    The agent probably quoted that figure because the unit is sold as the entire shift lever mechanism or as a kit that includes the indicator panel. This is usually the case.
    The part maybe shared with many other Toyota vehicles (Premio, Corolla, Camry etc.), so it might easier to locate it locally than you think. If you are ordering from eBay, make sure you check that the indicator plate is for the right hand driven model (because this part maybe used on other left hand driven cars as well). Amayama is not a problem since you can select the region (Japan).
    Yes, Amayama ships to Sri Lanka. The exact part number is: 35921-20470 according to this.
  14. Davy's post in Front Wheel Heating Problem was marked as the answer   
    A brake bind occurs when air trapped inside the brake system expand as the brake system heats up. As a result of the expanding air, the brake pads/shoes are pushed towards the rotor/drum thus producing friction among the two surfaces. This produces heat. It's like driving while keeping your foot on the brake pedal the whole time.
    The front brakes heat up quite a bit, especially on a front wheel driven vehicle and even more on a front wheel driven automatic. To determine if your brakes are actually binding, you can do the following test.

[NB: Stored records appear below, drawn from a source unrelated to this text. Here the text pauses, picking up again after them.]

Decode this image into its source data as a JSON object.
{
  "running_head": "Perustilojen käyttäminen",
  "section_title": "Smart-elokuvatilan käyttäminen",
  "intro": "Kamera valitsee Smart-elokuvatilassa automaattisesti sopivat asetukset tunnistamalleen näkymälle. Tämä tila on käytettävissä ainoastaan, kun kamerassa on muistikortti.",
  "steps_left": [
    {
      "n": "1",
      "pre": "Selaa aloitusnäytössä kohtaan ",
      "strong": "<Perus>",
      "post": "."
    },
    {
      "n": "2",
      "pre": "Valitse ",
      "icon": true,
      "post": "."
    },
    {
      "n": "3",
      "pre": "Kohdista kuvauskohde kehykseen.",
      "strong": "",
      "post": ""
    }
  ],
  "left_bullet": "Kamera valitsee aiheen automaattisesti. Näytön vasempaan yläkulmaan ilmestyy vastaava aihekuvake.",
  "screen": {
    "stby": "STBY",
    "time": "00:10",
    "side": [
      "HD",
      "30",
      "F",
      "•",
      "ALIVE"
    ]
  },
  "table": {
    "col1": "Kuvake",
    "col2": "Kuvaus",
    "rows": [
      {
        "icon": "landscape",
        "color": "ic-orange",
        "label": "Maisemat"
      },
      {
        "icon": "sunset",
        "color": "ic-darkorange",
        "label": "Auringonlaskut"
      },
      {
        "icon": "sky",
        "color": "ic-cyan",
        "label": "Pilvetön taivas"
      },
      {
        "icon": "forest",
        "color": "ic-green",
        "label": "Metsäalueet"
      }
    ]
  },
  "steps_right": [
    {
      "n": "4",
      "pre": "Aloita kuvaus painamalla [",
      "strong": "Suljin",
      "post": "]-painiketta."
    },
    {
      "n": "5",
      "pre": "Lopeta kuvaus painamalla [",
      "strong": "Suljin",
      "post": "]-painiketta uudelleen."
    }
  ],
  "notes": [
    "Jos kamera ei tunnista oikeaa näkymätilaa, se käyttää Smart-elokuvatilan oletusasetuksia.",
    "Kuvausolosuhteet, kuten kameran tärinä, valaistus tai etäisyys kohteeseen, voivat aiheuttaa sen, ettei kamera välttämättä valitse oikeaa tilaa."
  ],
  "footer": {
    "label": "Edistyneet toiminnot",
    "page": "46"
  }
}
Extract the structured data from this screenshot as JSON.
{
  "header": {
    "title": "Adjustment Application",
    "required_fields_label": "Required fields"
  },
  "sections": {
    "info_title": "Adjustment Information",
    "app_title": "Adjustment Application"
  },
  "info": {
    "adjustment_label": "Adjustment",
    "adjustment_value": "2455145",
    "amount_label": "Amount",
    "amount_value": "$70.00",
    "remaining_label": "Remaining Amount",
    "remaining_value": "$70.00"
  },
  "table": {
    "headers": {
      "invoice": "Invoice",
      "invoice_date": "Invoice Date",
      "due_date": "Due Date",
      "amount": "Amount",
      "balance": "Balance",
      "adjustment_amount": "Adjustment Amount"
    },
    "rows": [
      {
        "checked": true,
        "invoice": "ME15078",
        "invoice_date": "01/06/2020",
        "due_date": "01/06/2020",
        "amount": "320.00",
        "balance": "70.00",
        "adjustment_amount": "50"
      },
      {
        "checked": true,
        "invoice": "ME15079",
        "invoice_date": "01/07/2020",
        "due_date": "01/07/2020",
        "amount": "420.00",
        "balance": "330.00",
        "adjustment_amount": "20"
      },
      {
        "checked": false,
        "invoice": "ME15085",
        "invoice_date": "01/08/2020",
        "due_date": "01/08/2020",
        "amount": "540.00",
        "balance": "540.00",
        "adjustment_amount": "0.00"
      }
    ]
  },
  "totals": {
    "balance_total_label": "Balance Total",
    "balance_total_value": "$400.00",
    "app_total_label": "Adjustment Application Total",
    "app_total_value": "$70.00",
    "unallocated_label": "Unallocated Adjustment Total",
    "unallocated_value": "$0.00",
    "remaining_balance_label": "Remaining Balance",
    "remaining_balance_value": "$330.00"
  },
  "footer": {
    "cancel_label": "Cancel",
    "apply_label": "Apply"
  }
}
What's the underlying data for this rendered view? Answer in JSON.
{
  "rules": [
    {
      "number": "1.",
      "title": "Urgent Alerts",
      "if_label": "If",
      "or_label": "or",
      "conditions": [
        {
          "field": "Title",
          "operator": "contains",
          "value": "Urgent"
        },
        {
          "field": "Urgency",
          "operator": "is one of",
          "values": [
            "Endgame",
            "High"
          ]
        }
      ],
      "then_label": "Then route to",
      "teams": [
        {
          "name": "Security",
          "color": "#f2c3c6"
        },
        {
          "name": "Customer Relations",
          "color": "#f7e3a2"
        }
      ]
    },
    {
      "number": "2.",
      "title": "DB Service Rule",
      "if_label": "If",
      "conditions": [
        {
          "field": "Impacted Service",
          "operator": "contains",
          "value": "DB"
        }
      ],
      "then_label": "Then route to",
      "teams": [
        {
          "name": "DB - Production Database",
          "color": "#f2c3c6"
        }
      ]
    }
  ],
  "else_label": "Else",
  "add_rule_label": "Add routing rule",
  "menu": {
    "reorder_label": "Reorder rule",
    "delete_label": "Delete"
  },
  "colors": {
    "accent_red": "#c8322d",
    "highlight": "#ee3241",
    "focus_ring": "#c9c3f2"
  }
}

    - Drive the car about until you feel like the brakes are starting to bind
    - Jack up one of the front wheels
    - Making sure that the handbrake is in place, put the car into neutral
    - Try spinning the front wheel by hand
    - Repeat with other front wheel
    If you could spin the wheel normally, then your brakes are probably okay. If the wheel refuses to spin and seems to be locked in place, your brakes are binding. There are other reasons for the wheels to lock up besides a brake bind caused by air bubbles in the brake lines. A stuck brake caliper also might be an issue.
  • Create New...